### [TASK PROMPT]
Look for the word "screenshot". Copy every line of the listing where it occurs.

### [ENTRIES SUPPLIED]
----------

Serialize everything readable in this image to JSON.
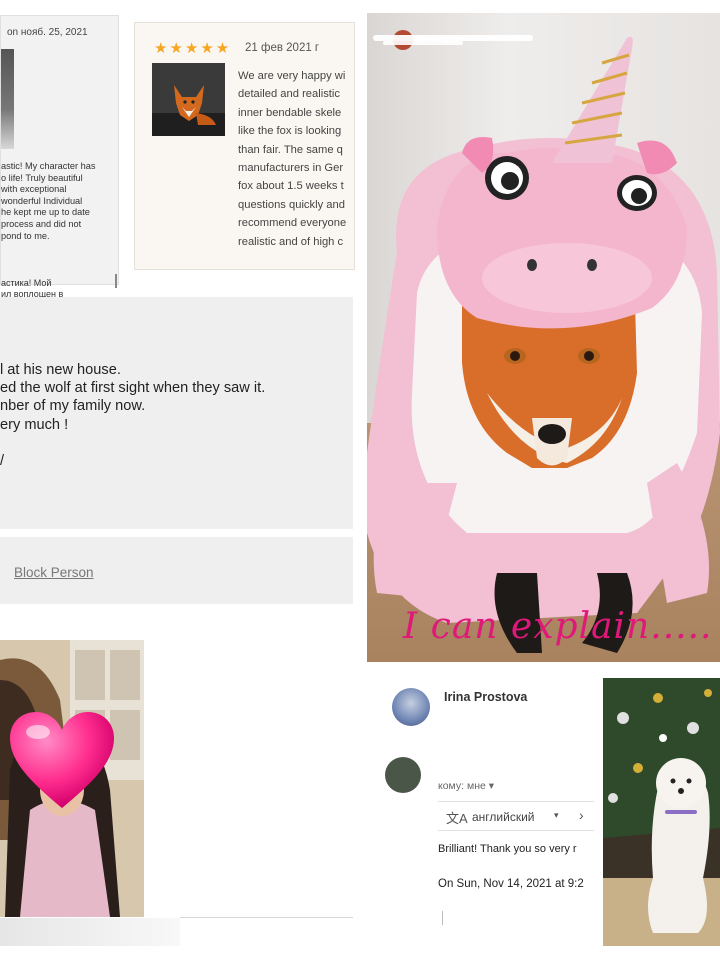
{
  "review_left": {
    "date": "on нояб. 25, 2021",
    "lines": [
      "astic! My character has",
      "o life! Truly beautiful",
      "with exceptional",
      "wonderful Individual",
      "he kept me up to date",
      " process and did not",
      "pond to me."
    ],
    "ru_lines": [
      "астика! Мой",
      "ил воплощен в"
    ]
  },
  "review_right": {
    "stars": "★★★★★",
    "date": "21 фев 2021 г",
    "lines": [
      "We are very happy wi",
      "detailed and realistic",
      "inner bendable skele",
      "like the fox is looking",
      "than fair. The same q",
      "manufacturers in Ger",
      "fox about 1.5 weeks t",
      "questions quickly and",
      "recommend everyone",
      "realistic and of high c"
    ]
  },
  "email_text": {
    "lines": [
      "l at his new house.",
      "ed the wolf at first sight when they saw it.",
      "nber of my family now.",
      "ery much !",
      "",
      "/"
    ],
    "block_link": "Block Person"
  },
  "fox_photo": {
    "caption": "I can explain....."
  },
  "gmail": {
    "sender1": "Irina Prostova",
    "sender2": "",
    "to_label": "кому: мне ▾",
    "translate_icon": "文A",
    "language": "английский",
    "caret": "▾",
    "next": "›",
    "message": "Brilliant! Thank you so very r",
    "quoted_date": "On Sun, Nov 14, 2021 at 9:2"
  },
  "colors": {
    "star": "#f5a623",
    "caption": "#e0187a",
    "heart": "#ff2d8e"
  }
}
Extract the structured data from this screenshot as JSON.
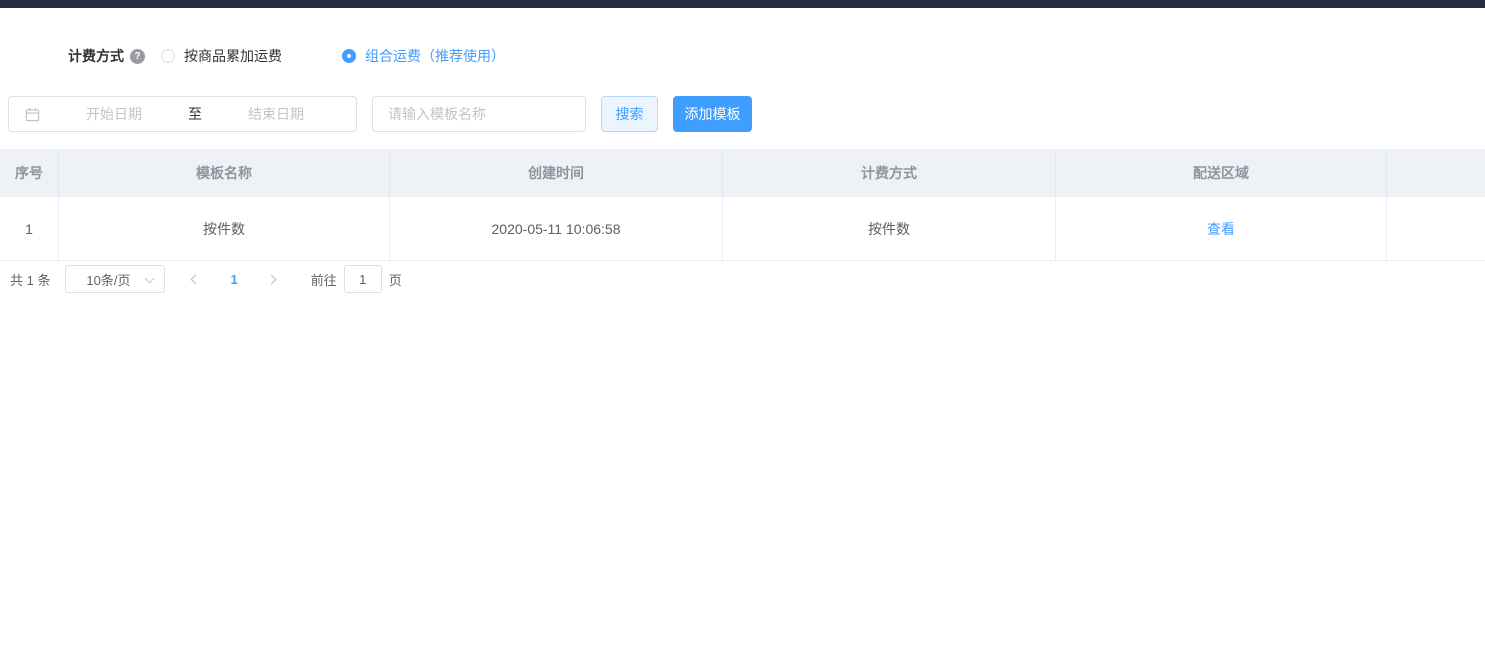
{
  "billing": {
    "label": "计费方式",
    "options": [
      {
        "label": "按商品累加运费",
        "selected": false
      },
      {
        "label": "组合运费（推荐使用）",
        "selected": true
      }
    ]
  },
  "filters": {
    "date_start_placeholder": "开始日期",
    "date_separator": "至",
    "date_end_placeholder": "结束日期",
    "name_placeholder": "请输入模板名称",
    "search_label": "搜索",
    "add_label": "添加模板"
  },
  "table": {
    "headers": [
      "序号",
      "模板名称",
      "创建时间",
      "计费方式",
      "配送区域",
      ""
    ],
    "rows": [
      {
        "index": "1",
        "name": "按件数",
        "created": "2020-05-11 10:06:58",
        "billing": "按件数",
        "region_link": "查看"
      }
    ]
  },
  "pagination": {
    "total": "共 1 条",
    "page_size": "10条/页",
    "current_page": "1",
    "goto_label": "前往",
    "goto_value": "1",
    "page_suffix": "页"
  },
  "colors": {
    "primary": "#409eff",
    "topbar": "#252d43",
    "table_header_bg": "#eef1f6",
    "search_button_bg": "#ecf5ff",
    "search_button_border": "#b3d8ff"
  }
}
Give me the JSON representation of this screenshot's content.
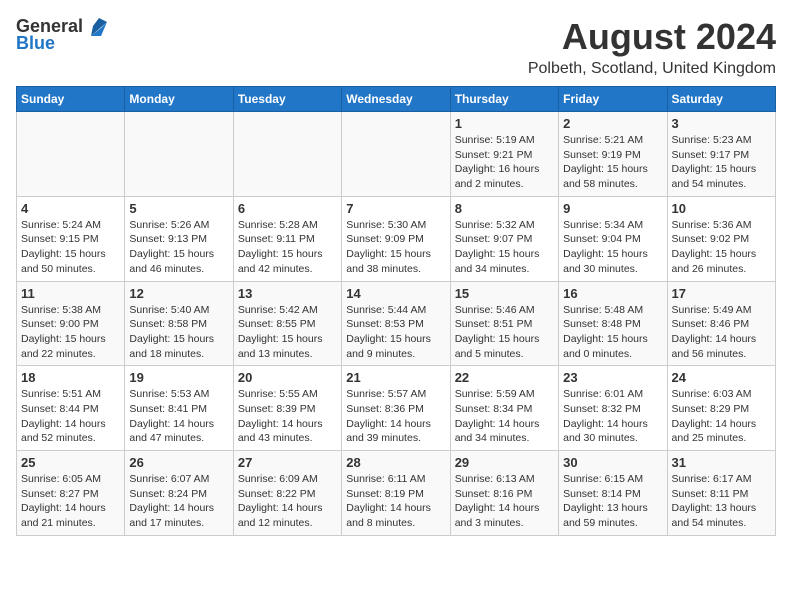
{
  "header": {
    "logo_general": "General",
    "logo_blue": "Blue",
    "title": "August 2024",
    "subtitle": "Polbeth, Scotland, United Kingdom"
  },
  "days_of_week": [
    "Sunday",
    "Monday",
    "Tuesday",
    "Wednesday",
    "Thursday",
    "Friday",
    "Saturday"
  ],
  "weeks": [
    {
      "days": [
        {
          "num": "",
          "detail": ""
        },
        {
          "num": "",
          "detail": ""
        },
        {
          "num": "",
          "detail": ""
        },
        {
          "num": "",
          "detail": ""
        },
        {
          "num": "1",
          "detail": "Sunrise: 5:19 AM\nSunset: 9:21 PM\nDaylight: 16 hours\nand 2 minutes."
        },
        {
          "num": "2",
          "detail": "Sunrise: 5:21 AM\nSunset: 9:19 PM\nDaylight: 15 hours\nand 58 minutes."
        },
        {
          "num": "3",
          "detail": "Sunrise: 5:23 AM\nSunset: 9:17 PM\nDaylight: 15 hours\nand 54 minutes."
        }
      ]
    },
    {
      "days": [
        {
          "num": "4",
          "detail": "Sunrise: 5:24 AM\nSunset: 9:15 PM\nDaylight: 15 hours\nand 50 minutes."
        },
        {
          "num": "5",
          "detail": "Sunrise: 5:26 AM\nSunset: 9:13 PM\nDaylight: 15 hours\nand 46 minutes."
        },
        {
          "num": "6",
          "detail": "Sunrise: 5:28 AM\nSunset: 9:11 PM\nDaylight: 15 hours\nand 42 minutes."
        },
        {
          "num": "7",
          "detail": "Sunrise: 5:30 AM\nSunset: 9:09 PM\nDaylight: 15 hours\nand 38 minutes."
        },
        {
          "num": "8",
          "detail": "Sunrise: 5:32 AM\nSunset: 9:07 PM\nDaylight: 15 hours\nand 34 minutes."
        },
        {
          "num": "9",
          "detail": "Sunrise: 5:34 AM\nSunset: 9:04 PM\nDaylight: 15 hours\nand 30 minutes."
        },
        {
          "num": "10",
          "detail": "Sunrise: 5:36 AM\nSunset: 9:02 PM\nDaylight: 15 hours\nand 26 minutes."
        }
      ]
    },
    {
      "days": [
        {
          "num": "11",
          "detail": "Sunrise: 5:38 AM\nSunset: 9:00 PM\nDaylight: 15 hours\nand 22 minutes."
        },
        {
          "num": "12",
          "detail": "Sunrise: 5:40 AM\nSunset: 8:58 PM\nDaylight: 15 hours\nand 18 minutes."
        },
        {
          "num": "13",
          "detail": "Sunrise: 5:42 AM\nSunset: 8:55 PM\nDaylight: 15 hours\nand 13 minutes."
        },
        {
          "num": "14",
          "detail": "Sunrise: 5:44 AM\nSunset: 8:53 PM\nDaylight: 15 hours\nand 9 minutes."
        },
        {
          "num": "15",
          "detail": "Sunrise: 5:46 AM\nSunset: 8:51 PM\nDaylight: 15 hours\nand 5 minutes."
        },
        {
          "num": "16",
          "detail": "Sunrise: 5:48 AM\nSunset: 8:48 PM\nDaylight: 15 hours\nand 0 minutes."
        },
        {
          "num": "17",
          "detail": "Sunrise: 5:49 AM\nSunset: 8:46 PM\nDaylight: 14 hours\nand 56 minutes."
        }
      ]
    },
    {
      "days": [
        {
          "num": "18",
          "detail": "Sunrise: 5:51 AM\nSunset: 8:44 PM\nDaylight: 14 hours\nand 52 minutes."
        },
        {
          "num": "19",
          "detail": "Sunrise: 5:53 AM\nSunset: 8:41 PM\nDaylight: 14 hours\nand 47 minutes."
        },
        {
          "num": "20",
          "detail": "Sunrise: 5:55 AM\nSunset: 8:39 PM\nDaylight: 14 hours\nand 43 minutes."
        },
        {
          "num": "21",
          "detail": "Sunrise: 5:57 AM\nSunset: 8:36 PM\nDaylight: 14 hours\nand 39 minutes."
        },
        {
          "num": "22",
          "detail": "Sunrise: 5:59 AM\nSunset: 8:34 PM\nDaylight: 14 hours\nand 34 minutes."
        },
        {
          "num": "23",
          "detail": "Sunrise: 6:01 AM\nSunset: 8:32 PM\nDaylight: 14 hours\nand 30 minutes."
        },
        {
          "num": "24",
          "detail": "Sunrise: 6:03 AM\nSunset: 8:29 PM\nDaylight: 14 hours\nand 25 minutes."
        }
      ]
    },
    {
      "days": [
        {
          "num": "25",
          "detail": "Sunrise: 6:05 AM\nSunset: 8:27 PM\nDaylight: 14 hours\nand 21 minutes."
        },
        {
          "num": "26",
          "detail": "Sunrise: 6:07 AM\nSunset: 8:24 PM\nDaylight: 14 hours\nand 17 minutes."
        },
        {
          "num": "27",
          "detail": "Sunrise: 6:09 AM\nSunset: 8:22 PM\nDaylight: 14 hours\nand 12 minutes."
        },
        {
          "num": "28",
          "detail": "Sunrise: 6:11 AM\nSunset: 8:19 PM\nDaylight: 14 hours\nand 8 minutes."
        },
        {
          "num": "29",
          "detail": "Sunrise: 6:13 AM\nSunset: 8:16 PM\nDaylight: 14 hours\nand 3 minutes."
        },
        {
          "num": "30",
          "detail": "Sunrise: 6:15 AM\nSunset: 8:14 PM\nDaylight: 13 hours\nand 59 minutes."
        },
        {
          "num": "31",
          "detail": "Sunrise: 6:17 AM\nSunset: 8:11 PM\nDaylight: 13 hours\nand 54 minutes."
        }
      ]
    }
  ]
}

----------

### [OUTPUT BELOW]
Extract the structured data from this screenshot as JSON.
Give me the JSON representation of this screenshot's content.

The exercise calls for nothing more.